The first major UK trial of a new surface mix of asphalt containing shredded rubber from old tyres has given the go-ahead to rolling it out across Britain. Extensive grip and skid resistance testing on a short stretch of the busy A90 dual-carriageway between Perth and Dundee, carrying around 35,000 vehicles a day, has also revealed a significant reduction in traffic noise of about 25 per cent. Given that around one heart attack in every 50 in European countries is caused by chronic exposure to loud traffic (WHO) this has to be good news.
Britain has at least 480,000 tonnes of old tyres to dispose of each year (European Tyre and Rubber Manufacturers Association, 2009) and EU rules have banned the disposal of tyres to landfill since 2006. Life Cycle Assessment studies indicate that for every ton of scrap tyres re-used to make roads, 1.1 tons of CO2 emissions will be saved compared with the incineration of the tyres.
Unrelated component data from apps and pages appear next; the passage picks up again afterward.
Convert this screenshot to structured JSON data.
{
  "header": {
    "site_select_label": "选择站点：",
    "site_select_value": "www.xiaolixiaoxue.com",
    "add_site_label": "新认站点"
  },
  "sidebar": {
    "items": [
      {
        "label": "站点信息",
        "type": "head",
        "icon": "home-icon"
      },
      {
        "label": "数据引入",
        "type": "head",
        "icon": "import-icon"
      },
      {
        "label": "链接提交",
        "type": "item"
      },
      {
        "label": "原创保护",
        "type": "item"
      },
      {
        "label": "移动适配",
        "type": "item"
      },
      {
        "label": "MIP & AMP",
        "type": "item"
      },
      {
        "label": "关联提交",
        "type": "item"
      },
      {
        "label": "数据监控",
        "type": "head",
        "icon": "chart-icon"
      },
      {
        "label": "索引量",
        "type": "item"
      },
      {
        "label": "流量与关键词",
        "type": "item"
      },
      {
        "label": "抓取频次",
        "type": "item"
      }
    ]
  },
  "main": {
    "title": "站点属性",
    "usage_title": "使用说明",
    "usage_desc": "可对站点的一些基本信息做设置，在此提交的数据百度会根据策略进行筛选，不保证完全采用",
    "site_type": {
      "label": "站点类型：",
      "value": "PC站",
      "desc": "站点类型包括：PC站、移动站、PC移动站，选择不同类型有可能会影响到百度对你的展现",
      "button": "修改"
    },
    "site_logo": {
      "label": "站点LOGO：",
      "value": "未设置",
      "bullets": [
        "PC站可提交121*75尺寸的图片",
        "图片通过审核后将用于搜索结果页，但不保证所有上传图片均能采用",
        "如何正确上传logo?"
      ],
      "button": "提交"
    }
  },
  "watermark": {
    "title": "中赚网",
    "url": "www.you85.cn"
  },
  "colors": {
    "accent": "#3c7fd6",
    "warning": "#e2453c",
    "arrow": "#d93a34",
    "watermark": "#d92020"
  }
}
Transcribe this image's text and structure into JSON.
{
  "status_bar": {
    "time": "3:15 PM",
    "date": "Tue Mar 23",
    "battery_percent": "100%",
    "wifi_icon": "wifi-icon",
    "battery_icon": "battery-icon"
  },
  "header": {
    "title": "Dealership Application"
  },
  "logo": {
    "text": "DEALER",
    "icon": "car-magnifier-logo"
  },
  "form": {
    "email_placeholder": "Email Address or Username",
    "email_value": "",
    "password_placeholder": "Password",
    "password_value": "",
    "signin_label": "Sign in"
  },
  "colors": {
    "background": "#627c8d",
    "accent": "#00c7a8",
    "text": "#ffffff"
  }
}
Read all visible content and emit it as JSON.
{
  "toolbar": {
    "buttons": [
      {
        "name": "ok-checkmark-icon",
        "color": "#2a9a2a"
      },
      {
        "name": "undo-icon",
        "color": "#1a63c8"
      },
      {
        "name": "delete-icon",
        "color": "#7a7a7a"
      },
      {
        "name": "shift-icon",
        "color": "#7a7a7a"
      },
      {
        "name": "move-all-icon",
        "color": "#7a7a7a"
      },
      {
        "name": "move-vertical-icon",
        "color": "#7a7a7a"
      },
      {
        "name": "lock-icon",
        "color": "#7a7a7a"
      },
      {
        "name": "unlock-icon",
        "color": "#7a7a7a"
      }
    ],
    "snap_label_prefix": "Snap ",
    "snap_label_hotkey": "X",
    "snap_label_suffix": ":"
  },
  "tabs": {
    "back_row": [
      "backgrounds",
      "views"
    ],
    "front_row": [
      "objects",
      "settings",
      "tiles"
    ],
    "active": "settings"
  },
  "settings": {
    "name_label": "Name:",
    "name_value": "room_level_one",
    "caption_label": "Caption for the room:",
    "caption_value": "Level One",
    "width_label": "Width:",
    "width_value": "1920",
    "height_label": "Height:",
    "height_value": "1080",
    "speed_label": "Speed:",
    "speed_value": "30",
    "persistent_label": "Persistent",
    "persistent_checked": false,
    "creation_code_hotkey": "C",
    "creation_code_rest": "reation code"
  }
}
Furthermore, experts claim that the road surface requires less maintenance and still allows for drainage, while tyre recyclers claim the technique will also save money because the new material is thinner than standard roads.
Rubber roads were first built in the 1960s in the US, where there are currently 20,000 miles of road made of recycled tyres, and they have also proved popular in China, Brazil, Spain and Germany.
photo by: Derek Harper